To maximize their profits, some nursing homes don’t hire enough staff members to give all residents the care they need. That means residents may be overlooked, or overworked staff may make dangerous mistakes, such as giving residents the wrong medication. Nursing homes also may hire underqualified employees who aren’t properly trained or educated in their fields, which can also significantly increase residents’ risks.

There Are Many Types of Nursing Home Abuse and Neglect

The symptoms of nursing home abuse and neglect may be obvious right away, or they may be difficult to detect for months or even years. Furthermore, some residents may complain to other staff members or their family immediately after abuse occurs, while others may remain silent. Because every abuse or neglect case is different, and because it can happen at any nursing home, it’s important for family members to be vigilant about their loved ones’ treatment.

Common types of abuse include:

  • Physical abuse—Staff members or even other residents may hit, shove, kick, bite, burn, slap, or physically restrain victims in nursing homes. The signs of physical abuse are often, but not always, obvious, and they may include bruises, cuts, abrasions, burn marks, and even broken bones.
  • Sexual abuse—Nursing home residents are vulnerable to sexual abuse, which can include sexual harassment, assault, and rape. Sexual assault isn’t always immediately obvious to others, and signs can include symptoms of sexually transmitted diseases, bleeding, bruising, or tearing in the genital area, and ripped or soiled underwear and clothing.
  • Emotional abuse—Even when residents aren’t being physically harmed, they can be abused emotionally, mentally, and psychologically by staff members and other residents. Types of emotional abuse include yelling, threatening, intimidating, blackmailing, humiliating, and ignoring residents.
  • Financial abuse—Nursing home residents may have valuable assets in their personal possessions, bank accounts, or even in their wills. Financial abuse can occur when residents are victims of petty theft or fraud, or are coerced into making changes to their wills and other financial assets to benefit staff members.

Common types of neglect include:

  • Deprivation of necessities—Everyone needs food, water, clothing, and shelter to survive. In addition, many nursing home residents also need frequent medical treatments, including daily medications. When residents don’t get these daily essentials, they may suffer serious health problems that can even be life-threatening.
  • Abandonment—Many nursing home residents rely on their caretakers for some or all of their daily living tasks.

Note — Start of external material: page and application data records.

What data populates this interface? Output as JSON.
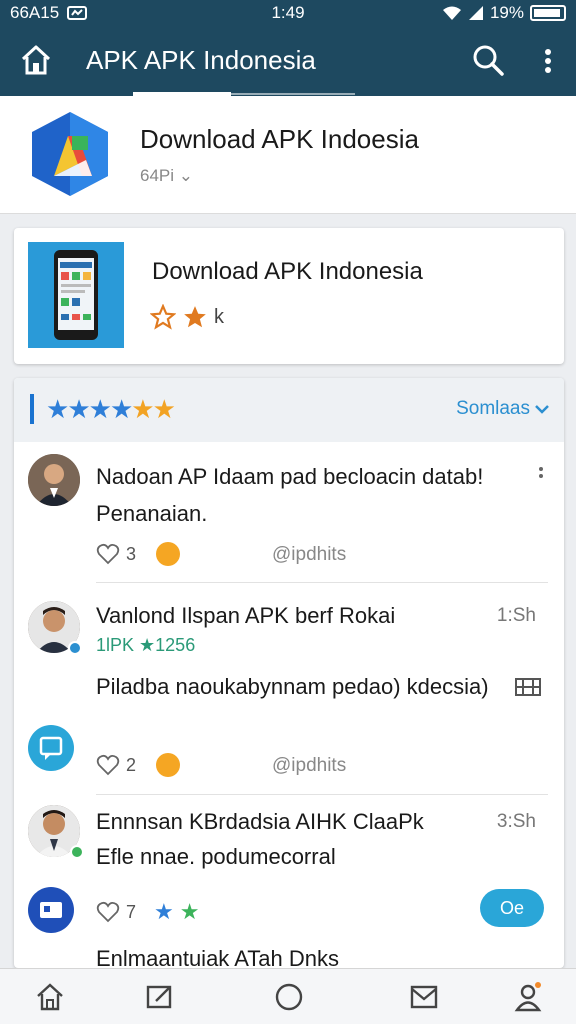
{
  "status_bar": {
    "carrier": "66A15",
    "time": "1:49",
    "battery": "19%"
  },
  "app_bar": {
    "title": "APK APK Indonesia"
  },
  "header": {
    "app_name": "Download APK Indoesia",
    "sub": "64Pi ⌄"
  },
  "promo": {
    "title": "Download APK Indonesia",
    "rating_suffix": "k"
  },
  "reviews": {
    "sort_label": "Somlaas",
    "items": [
      {
        "name": "Nadoan AP Idaam pad becloacin datab!",
        "text": "Penanaian.",
        "likes": "3",
        "replies": "@ipdhits"
      },
      {
        "name": "Vanlond Ilspan APK berf Rokai",
        "time": "1:Sh",
        "meta": "1lPK ★1256",
        "text": "Piladba naoukabynnam pedao) kdecsia)",
        "likes": "2",
        "replies": "@ipdhits"
      },
      {
        "name": "Ennnsan KBrdadsia AIHK ClaaPk",
        "time": "3:Sh",
        "text": "Efle nnae. podumecorral",
        "likes": "7",
        "pill": "Oe"
      },
      {
        "name": "Enlmaantuiak ATah Dnks"
      }
    ]
  },
  "colors": {
    "primary": "#1e4960",
    "accent": "#2b8fd0",
    "star_orange": "#f2a324",
    "star_blue": "#2f7fd8"
  }
}
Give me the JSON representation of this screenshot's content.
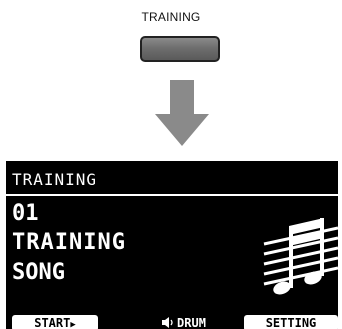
{
  "hardware_button": {
    "label": "TRAINING"
  },
  "display": {
    "title": "TRAINING",
    "song_number": "01",
    "song_name_line1": "TRAINING",
    "song_name_line2": "SONG",
    "icon": "music-notes-icon",
    "softkeys": {
      "start": "START",
      "start_arrow": "▶",
      "drum_icon": "speaker-icon",
      "drum": "DRUM",
      "setting": "SETTING"
    }
  },
  "colors": {
    "screen_bg": "#000000",
    "screen_fg": "#ffffff",
    "button_fill": "#6e6e6e",
    "arrow": "#8a8a8a"
  }
}
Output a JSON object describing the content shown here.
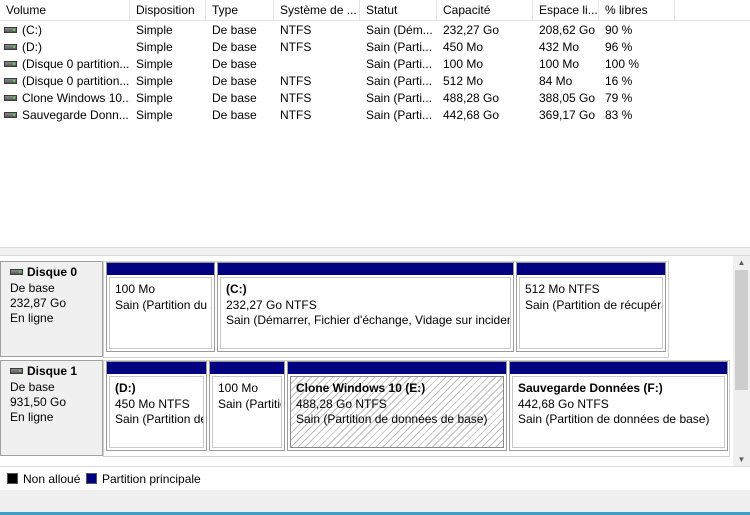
{
  "columns": [
    "Volume",
    "Disposition",
    "Type",
    "Système de ...",
    "Statut",
    "Capacité",
    "Espace li...",
    "% libres"
  ],
  "volumes": [
    {
      "volume": "(C:)",
      "layout": "Simple",
      "type": "De base",
      "fs": "NTFS",
      "status": "Sain (Dém...",
      "capacity": "232,27 Go",
      "free": "208,62 Go",
      "pct": "90 %"
    },
    {
      "volume": "(D:)",
      "layout": "Simple",
      "type": "De base",
      "fs": "NTFS",
      "status": "Sain (Parti...",
      "capacity": "450 Mo",
      "free": "432 Mo",
      "pct": "96 %"
    },
    {
      "volume": "(Disque 0 partition...",
      "layout": "Simple",
      "type": "De base",
      "fs": "",
      "status": "Sain (Parti...",
      "capacity": "100 Mo",
      "free": "100 Mo",
      "pct": "100 %"
    },
    {
      "volume": "(Disque 0 partition...",
      "layout": "Simple",
      "type": "De base",
      "fs": "NTFS",
      "status": "Sain (Parti...",
      "capacity": "512 Mo",
      "free": "84 Mo",
      "pct": "16 %"
    },
    {
      "volume": "Clone Windows 10...",
      "layout": "Simple",
      "type": "De base",
      "fs": "NTFS",
      "status": "Sain (Parti...",
      "capacity": "488,28 Go",
      "free": "388,05 Go",
      "pct": "79 %"
    },
    {
      "volume": "Sauvegarde Donn...",
      "layout": "Simple",
      "type": "De base",
      "fs": "NTFS",
      "status": "Sain (Parti...",
      "capacity": "442,68 Go",
      "free": "369,17 Go",
      "pct": "83 %"
    }
  ],
  "disks": [
    {
      "name": "Disque 0",
      "type": "De base",
      "size": "232,87 Go",
      "state": "En ligne",
      "partitions": [
        {
          "name": "",
          "size": "100 Mo",
          "status": "Sain (Partition du s"
        },
        {
          "name": "(C:)",
          "size": "232,27 Go NTFS",
          "status": "Sain (Démarrer, Fichier d'échange, Vidage sur incident"
        },
        {
          "name": "",
          "size": "512 Mo NTFS",
          "status": "Sain (Partition de récupéra"
        }
      ]
    },
    {
      "name": "Disque 1",
      "type": "De base",
      "size": "931,50 Go",
      "state": "En ligne",
      "partitions": [
        {
          "name": "(D:)",
          "size": "450 Mo NTFS",
          "status": "Sain (Partition de d"
        },
        {
          "name": "",
          "size": "100 Mo",
          "status": "Sain (Partitio"
        },
        {
          "name": "Clone Windows 10  (E:)",
          "size": "488,28 Go NTFS",
          "status": "Sain (Partition de données de base)"
        },
        {
          "name": "Sauvegarde Données  (F:)",
          "size": "442,68 Go NTFS",
          "status": "Sain (Partition de données de base)"
        }
      ]
    }
  ],
  "legend": {
    "unallocated": "Non alloué",
    "primary": "Partition principale"
  },
  "colors": {
    "primary_bar": "#000080",
    "unallocated": "#000000",
    "accent": "#3aa0c8"
  },
  "icons": {
    "drive": "drive-icon",
    "scroll_up": "arrow-up-icon",
    "scroll_down": "arrow-down-icon"
  }
}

When the staff members in charge of their wellbeing don’t check-in on them regularly—or leave them in their rooms, in common areas of the nursing home, or even in public unattended—nursing home residents are put at risk of serious adverse effects.

It’s important to remember that nursing home abuse and neglect can occur at any time. Even if your loved one’s nursing home has a stellar reputation, all it takes is a single incident to do significant harm to your loved one physically, emotionally, financially, or all of the above.

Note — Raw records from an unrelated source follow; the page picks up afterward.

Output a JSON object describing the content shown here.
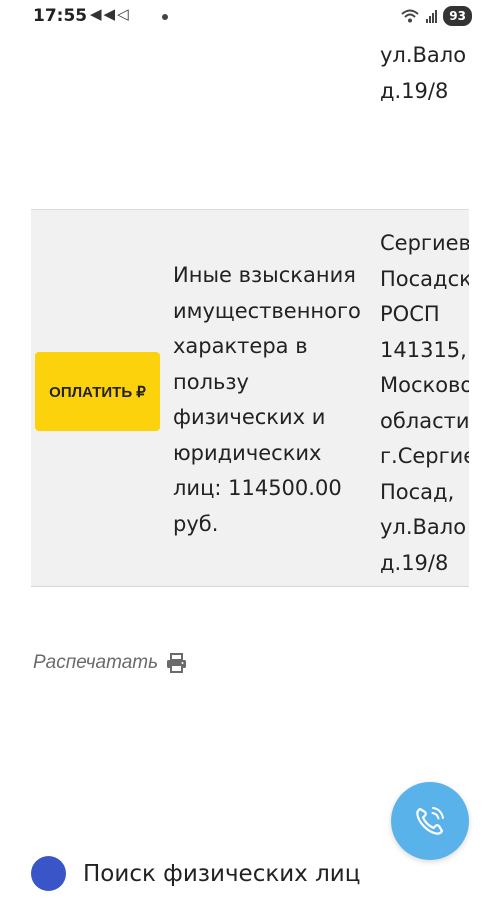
{
  "status_bar": {
    "time": "17:55",
    "notification_icons": "◀◀◁",
    "battery": "93"
  },
  "table": {
    "row_top": {
      "address_lines": [
        "ул.Вало",
        "д.19/8"
      ]
    },
    "row_main": {
      "pay_button_label": "ОПЛАТИТЬ ₽",
      "description_lines": [
        "Иные взыскания",
        "имущественного",
        "характера в",
        "пользу",
        "физических и",
        "юридических",
        "лиц: 114500.00",
        "руб."
      ],
      "department_lines": [
        "Сергиев",
        "Посадск",
        "РОСП",
        "141315,",
        "Москово",
        "области",
        "г.Сергие",
        "Посад,",
        "ул.Вало",
        "д.19/8"
      ]
    }
  },
  "print_link": {
    "label": "Распечатать",
    "icon": "printer-icon"
  },
  "call_button": {
    "icon": "phone-icon"
  },
  "list_item": {
    "label": "Поиск физических лиц"
  },
  "colors": {
    "pay_button": "#fcd20d",
    "call_button": "#5ab2ea",
    "list_dot": "#3a55c8",
    "row_background": "#f1f1f1"
  }
}
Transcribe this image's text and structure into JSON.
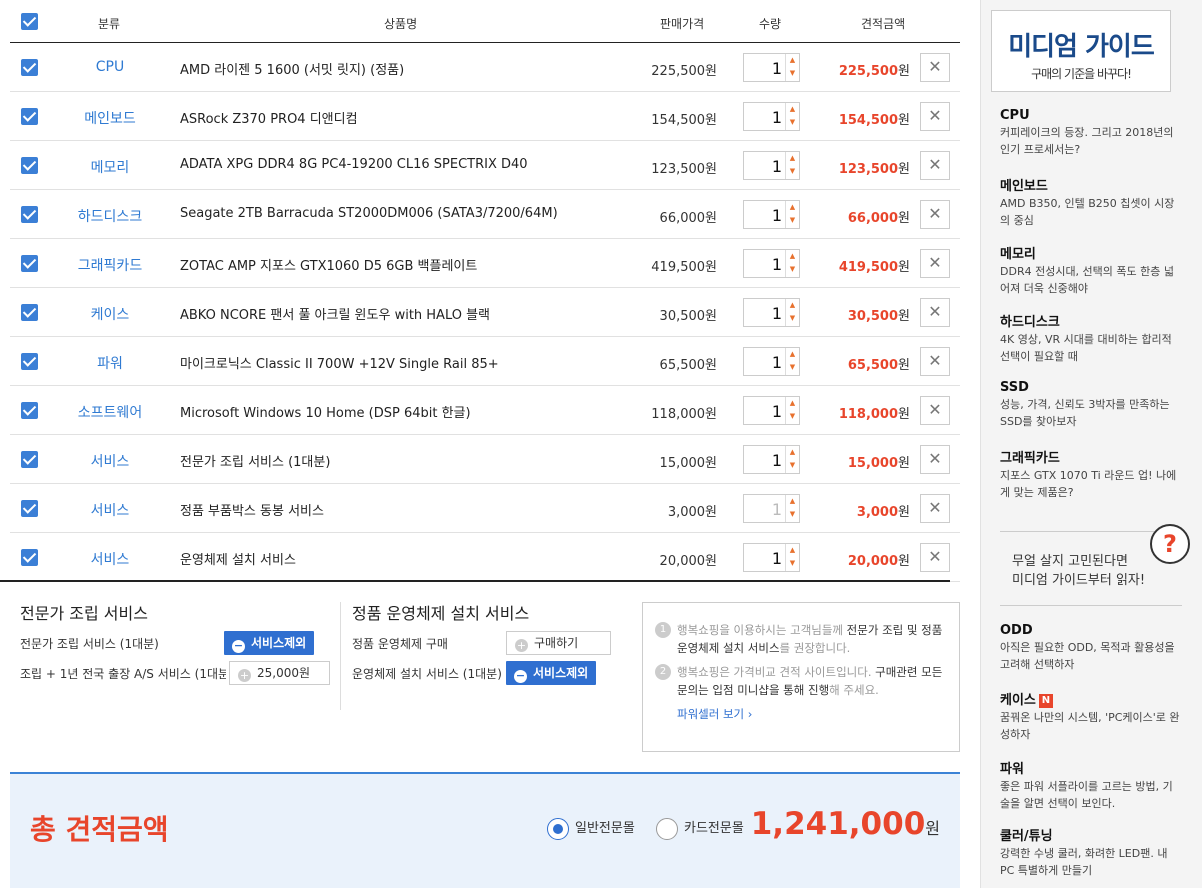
{
  "header": {
    "category": "분류",
    "product": "상품명",
    "price": "판매가격",
    "qty": "수량",
    "total": "견적금액"
  },
  "rows": [
    {
      "cat": "CPU",
      "name": "AMD 라이젠 5 1600 (서밋 릿지) (정품)",
      "price": "225,500원",
      "qty": "1",
      "total": "225,500"
    },
    {
      "cat": "메인보드",
      "name": "ASRock Z370 PRO4 디앤디컴",
      "price": "154,500원",
      "qty": "1",
      "total": "154,500"
    },
    {
      "cat": "메모리",
      "name": "ADATA XPG DDR4 8G PC4-19200 CL16 SPECTRIX D40",
      "price": "123,500원",
      "qty": "1",
      "total": "123,500"
    },
    {
      "cat": "하드디스크",
      "name": "Seagate 2TB Barracuda ST2000DM006 (SATA3/7200/64M)",
      "price": "66,000원",
      "qty": "1",
      "total": "66,000"
    },
    {
      "cat": "그래픽카드",
      "name": "ZOTAC AMP 지포스 GTX1060 D5 6GB 백플레이트",
      "price": "419,500원",
      "qty": "1",
      "total": "419,500"
    },
    {
      "cat": "케이스",
      "name": "ABKO NCORE 팬서 풀 아크릴 윈도우 with HALO 블랙",
      "price": "30,500원",
      "qty": "1",
      "total": "30,500"
    },
    {
      "cat": "파워",
      "name": "마이크로닉스 Classic II 700W +12V Single Rail 85+",
      "price": "65,500원",
      "qty": "1",
      "total": "65,500"
    },
    {
      "cat": "소프트웨어",
      "name": "Microsoft Windows 10 Home (DSP 64bit 한글)",
      "price": "118,000원",
      "qty": "1",
      "total": "118,000"
    },
    {
      "cat": "서비스",
      "name": "전문가 조립 서비스 (1대분)",
      "price": "15,000원",
      "qty": "1",
      "total": "15,000"
    },
    {
      "cat": "서비스",
      "name": "정품 부품박스 동봉 서비스",
      "price": "3,000원",
      "qty": "1",
      "total": "3,000"
    },
    {
      "cat": "서비스",
      "name": "운영체제 설치 서비스",
      "price": "20,000원",
      "qty": "1",
      "total": "20,000"
    }
  ],
  "won": "원",
  "assembly": {
    "title": "전문가 조립 서비스",
    "item1": "전문가 조립 서비스 (1대분)",
    "btn1": "서비스제외",
    "item2": "조립 + 1년 전국 출장 A/S 서비스 (1대분)",
    "btn2": "25,000원"
  },
  "os": {
    "title": "정품 운영체제 설치 서비스",
    "item1": "정품 운영체제 구매",
    "btn1": "구매하기",
    "item2": "운영체제 설치 서비스 (1대분)",
    "btn2": "서비스제외"
  },
  "notice": {
    "p1a": "행복쇼핑을 이용하시는 고객님들께 ",
    "p1b": "전문가 조립 및 정품 운영체제 설치 서비스",
    "p1c": "를 권장합니다.",
    "p2a": "행복쇼핑은 가격비교 견적 사이트입니다. ",
    "p2b": "구매관련 모든 문의는 입점 미니샵을 통해 진행",
    "p2c": "해 주세요.",
    "link": "파워셀러 보기 ›"
  },
  "totals": {
    "label": "총 견적금액",
    "radio1": "일반전문몰",
    "radio2": "카드전문몰",
    "amount": "1,241,000",
    "unit": "원"
  },
  "side": {
    "title": "미디엄 가이드",
    "subtitle": "구매의 기준을 바꾸다!",
    "items": [
      {
        "h": "CPU",
        "d": "커피레이크의 등장. 그리고 2018년의 인기 프로세서는?"
      },
      {
        "h": "메인보드",
        "d": "AMD B350, 인텔 B250 칩셋이 시장의 중심"
      },
      {
        "h": "메모리",
        "d": "DDR4 전성시대, 선택의 폭도 한층 넓어져 더욱 신중해야"
      },
      {
        "h": "하드디스크",
        "d": "4K 영상, VR 시대를 대비하는 합리적 선택이 필요할 때"
      },
      {
        "h": "SSD",
        "d": "성능, 가격, 신뢰도 3박자를 만족하는 SSD를 찾아보자"
      },
      {
        "h": "그래픽카드",
        "d": "지포스 GTX 1070 Ti 라운드 업! 나에게 맞는 제품은?"
      }
    ],
    "ask1": "무얼 살지 고민된다면",
    "ask2": "미디엄 가이드부터 읽자!",
    "askq": "?",
    "items2": [
      {
        "h": "ODD",
        "d": "아직은 필요한 ODD, 목적과 활용성을 고려해 선택하자"
      },
      {
        "h": "케이스",
        "d": "꿈꿔온 나만의 시스템, 'PC케이스'로 완성하자",
        "badge": "N"
      },
      {
        "h": "파워",
        "d": "좋은 파워 서플라이를 고르는 방법, 기술을 알면 선택이 보인다."
      },
      {
        "h": "쿨러/튜닝",
        "d": "강력한 수냉 쿨러, 화려한 LED팬. 내 PC 특별하게 만들기"
      }
    ]
  }
}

Suspect Nursing Home Abuse or Neglect? Call Us Today.

Unfortunately, elder abuse is all too common. Because of that, nursing homes are often well prepared for allegations that abuse or neglect has occurred. Accusing your loved one’s nursing home of mistreating them and attempting to get compensation on your own can be a difficult process, and months or even years of back and forth is the last thing you need to deal with during this stressful time.

At Parrish DeVaughn, our Oklahoma City nursing home abuse lawyers know how to deal with nursing homes and how to build strong, evidence-packed claims that they simply can’t ignore. If you suspect that your loved one is being mistreated, don’t wait to get the experienced legal representation you deserve. Contact us today to find out how we can help. We have years of experience fighting for the rights of abuse and neglected nursing home residents, and now we want to help your family.